> [Task item] Drop the images; return everything else in the listing below exactly.

> [Exercise data]

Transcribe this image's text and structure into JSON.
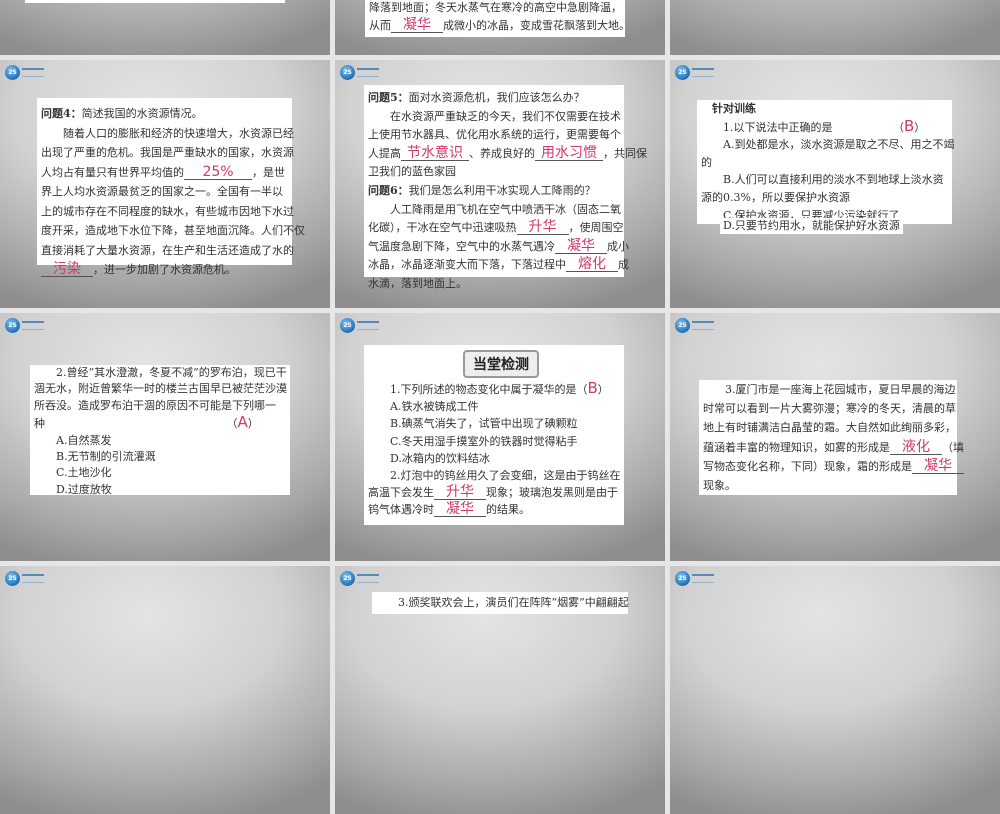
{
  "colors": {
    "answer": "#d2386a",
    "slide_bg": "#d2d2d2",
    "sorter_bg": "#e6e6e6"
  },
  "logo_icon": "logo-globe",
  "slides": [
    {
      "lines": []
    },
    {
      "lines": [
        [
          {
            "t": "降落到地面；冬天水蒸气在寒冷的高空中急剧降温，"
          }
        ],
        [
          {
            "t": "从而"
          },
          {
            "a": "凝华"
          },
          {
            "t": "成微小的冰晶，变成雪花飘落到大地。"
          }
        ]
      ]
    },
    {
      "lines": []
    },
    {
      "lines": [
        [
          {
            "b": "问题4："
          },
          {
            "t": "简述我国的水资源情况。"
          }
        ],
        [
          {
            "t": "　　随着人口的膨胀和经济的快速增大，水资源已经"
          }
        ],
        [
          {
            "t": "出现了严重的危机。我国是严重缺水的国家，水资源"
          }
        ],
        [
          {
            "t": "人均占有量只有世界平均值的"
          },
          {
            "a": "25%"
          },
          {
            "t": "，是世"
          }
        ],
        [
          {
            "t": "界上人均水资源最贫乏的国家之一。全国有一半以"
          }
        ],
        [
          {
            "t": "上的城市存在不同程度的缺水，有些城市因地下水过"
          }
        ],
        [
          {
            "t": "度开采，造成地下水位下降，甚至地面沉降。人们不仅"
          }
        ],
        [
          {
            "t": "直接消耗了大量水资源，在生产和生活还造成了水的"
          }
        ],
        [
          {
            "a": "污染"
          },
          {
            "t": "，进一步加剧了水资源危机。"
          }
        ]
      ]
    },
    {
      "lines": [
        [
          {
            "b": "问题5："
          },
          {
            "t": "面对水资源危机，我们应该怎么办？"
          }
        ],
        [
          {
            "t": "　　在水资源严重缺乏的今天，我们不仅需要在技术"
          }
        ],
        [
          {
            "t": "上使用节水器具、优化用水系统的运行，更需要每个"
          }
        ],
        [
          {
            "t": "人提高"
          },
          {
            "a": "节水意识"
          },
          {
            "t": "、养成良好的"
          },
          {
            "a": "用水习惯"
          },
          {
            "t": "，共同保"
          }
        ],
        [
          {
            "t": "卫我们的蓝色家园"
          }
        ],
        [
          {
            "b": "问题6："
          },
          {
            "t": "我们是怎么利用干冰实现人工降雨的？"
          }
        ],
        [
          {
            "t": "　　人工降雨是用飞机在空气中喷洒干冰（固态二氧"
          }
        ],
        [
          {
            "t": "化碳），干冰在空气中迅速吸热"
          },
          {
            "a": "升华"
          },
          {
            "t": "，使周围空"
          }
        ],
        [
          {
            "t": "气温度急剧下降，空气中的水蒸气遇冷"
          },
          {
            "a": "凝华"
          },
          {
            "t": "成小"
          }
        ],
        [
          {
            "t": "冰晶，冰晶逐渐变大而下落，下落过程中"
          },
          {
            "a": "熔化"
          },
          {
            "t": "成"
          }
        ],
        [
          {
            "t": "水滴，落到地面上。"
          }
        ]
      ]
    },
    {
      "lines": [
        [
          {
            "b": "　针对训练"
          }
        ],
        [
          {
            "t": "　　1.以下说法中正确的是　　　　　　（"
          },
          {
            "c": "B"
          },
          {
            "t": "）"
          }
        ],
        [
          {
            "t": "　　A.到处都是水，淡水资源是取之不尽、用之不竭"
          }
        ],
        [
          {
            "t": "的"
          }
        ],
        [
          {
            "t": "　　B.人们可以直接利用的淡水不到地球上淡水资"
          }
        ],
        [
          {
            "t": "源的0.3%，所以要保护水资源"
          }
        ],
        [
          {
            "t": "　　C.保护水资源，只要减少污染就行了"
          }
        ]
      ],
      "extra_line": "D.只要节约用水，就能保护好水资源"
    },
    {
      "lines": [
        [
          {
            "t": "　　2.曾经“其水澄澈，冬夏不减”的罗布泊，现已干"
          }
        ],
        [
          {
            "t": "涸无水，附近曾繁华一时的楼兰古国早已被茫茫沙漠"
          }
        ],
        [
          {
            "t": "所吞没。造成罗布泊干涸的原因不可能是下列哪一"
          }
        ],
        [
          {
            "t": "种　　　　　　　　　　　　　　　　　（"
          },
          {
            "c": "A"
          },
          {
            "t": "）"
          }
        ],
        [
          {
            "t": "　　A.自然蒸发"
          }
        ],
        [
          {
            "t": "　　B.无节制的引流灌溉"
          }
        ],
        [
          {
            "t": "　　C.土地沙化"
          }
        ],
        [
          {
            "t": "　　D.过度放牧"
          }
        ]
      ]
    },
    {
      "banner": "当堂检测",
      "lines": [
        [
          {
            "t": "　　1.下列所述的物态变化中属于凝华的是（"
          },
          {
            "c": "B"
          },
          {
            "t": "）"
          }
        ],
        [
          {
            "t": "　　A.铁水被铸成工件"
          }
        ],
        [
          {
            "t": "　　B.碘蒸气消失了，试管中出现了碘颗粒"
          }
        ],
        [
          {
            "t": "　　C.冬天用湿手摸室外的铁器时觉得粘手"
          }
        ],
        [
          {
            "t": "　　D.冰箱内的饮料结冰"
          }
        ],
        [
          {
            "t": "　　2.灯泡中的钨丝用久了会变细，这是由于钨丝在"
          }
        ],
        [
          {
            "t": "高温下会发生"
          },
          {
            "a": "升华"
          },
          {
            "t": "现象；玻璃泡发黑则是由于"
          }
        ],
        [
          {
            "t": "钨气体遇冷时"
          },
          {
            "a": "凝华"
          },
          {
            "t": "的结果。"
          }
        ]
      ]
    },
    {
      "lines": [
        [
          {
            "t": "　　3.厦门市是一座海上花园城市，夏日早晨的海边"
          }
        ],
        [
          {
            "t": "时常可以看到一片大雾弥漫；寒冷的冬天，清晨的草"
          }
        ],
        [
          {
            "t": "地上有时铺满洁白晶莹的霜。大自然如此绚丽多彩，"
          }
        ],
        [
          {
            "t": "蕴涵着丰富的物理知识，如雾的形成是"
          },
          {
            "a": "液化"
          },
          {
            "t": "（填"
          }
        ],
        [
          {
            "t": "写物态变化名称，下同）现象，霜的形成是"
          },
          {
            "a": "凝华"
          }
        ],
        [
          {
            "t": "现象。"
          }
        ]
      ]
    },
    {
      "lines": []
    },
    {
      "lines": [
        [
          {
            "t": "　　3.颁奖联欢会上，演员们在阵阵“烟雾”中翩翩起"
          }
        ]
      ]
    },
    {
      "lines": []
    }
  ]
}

> [Output]
Transcribe this image's text and structure into JSON.
{
  "colors": {
    "answer": "#d2386a",
    "slide_bg": "#d2d2d2",
    "sorter_bg": "#e6e6e6"
  },
  "logo_icon": "logo-globe",
  "slides": [
    {
      "lines": []
    },
    {
      "lines": [
        [
          {
            "t": "降落到地面；冬天水蒸气在寒冷的高空中急剧降温，"
          }
        ],
        [
          {
            "t": "从而"
          },
          {
            "a": "凝华"
          },
          {
            "t": "成微小的冰晶，变成雪花飘落到大地。"
          }
        ]
      ]
    },
    {
      "lines": []
    },
    {
      "lines": [
        [
          {
            "b": "问题4："
          },
          {
            "t": "简述我国的水资源情况。"
          }
        ],
        [
          {
            "t": "　　随着人口的膨胀和经济的快速增大，水资源已经"
          }
        ],
        [
          {
            "t": "出现了严重的危机。我国是严重缺水的国家，水资源"
          }
        ],
        [
          {
            "t": "人均占有量只有世界平均值的"
          },
          {
            "a": "25%"
          },
          {
            "t": "，是世"
          }
        ],
        [
          {
            "t": "界上人均水资源最贫乏的国家之一。全国有一半以"
          }
        ],
        [
          {
            "t": "上的城市存在不同程度的缺水，有些城市因地下水过"
          }
        ],
        [
          {
            "t": "度开采，造成地下水位下降，甚至地面沉降。人们不仅"
          }
        ],
        [
          {
            "t": "直接消耗了大量水资源，在生产和生活还造成了水的"
          }
        ],
        [
          {
            "a": "污染"
          },
          {
            "t": "，进一步加剧了水资源危机。"
          }
        ]
      ]
    },
    {
      "lines": [
        [
          {
            "b": "问题5："
          },
          {
            "t": "面对水资源危机，我们应该怎么办？"
          }
        ],
        [
          {
            "t": "　　在水资源严重缺乏的今天，我们不仅需要在技术"
          }
        ],
        [
          {
            "t": "上使用节水器具、优化用水系统的运行，更需要每个"
          }
        ],
        [
          {
            "t": "人提高"
          },
          {
            "a": "节水意识"
          },
          {
            "t": "、养成良好的"
          },
          {
            "a": "用水习惯"
          },
          {
            "t": "，共同保"
          }
        ],
        [
          {
            "t": "卫我们的蓝色家园"
          }
        ],
        [
          {
            "b": "问题6："
          },
          {
            "t": "我们是怎么利用干冰实现人工降雨的？"
          }
        ],
        [
          {
            "t": "　　人工降雨是用飞机在空气中喷洒干冰（固态二氧"
          }
        ],
        [
          {
            "t": "化碳），干冰在空气中迅速吸热"
          },
          {
            "a": "升华"
          },
          {
            "t": "，使周围空"
          }
        ],
        [
          {
            "t": "气温度急剧下降，空气中的水蒸气遇冷"
          },
          {
            "a": "凝华"
          },
          {
            "t": "成小"
          }
        ],
        [
          {
            "t": "冰晶，冰晶逐渐变大而下落，下落过程中"
          },
          {
            "a": "熔化"
          },
          {
            "t": "成"
          }
        ],
        [
          {
            "t": "水滴，落到地面上。"
          }
        ]
      ]
    },
    {
      "lines": [
        [
          {
            "b": "　针对训练"
          }
        ],
        [
          {
            "t": "　　1.以下说法中正确的是　　　　　　（"
          },
          {
            "c": "B"
          },
          {
            "t": "）"
          }
        ],
        [
          {
            "t": "　　A.到处都是水，淡水资源是取之不尽、用之不竭"
          }
        ],
        [
          {
            "t": "的"
          }
        ],
        [
          {
            "t": "　　B.人们可以直接利用的淡水不到地球上淡水资"
          }
        ],
        [
          {
            "t": "源的0.3%，所以要保护水资源"
          }
        ],
        [
          {
            "t": "　　C.保护水资源，只要减少污染就行了"
          }
        ]
      ],
      "extra_line": "D.只要节约用水，就能保护好水资源"
    },
    {
      "lines": [
        [
          {
            "t": "　　2.曾经“其水澄澈，冬夏不减”的罗布泊，现已干"
          }
        ],
        [
          {
            "t": "涸无水，附近曾繁华一时的楼兰古国早已被茫茫沙漠"
          }
        ],
        [
          {
            "t": "所吞没。造成罗布泊干涸的原因不可能是下列哪一"
          }
        ],
        [
          {
            "t": "种　　　　　　　　　　　　　　　　　（"
          },
          {
            "c": "A"
          },
          {
            "t": "）"
          }
        ],
        [
          {
            "t": "　　A.自然蒸发"
          }
        ],
        [
          {
            "t": "　　B.无节制的引流灌溉"
          }
        ],
        [
          {
            "t": "　　C.土地沙化"
          }
        ],
        [
          {
            "t": "　　D.过度放牧"
          }
        ]
      ]
    },
    {
      "banner": "当堂检测",
      "lines": [
        [
          {
            "t": "　　1.下列所述的物态变化中属于凝华的是（"
          },
          {
            "c": "B"
          },
          {
            "t": "）"
          }
        ],
        [
          {
            "t": "　　A.铁水被铸成工件"
          }
        ],
        [
          {
            "t": "　　B.碘蒸气消失了，试管中出现了碘颗粒"
          }
        ],
        [
          {
            "t": "　　C.冬天用湿手摸室外的铁器时觉得粘手"
          }
        ],
        [
          {
            "t": "　　D.冰箱内的饮料结冰"
          }
        ],
        [
          {
            "t": "　　2.灯泡中的钨丝用久了会变细，这是由于钨丝在"
          }
        ],
        [
          {
            "t": "高温下会发生"
          },
          {
            "a": "升华"
          },
          {
            "t": "现象；玻璃泡发黑则是由于"
          }
        ],
        [
          {
            "t": "钨气体遇冷时"
          },
          {
            "a": "凝华"
          },
          {
            "t": "的结果。"
          }
        ]
      ]
    },
    {
      "lines": [
        [
          {
            "t": "　　3.厦门市是一座海上花园城市，夏日早晨的海边"
          }
        ],
        [
          {
            "t": "时常可以看到一片大雾弥漫；寒冷的冬天，清晨的草"
          }
        ],
        [
          {
            "t": "地上有时铺满洁白晶莹的霜。大自然如此绚丽多彩，"
          }
        ],
        [
          {
            "t": "蕴涵着丰富的物理知识，如雾的形成是"
          },
          {
            "a": "液化"
          },
          {
            "t": "（填"
          }
        ],
        [
          {
            "t": "写物态变化名称，下同）现象，霜的形成是"
          },
          {
            "a": "凝华"
          }
        ],
        [
          {
            "t": "现象。"
          }
        ]
      ]
    },
    {
      "lines": []
    },
    {
      "lines": [
        [
          {
            "t": "　　3.颁奖联欢会上，演员们在阵阵“烟雾”中翩翩起"
          }
        ]
      ]
    },
    {
      "lines": []
    }
  ]
}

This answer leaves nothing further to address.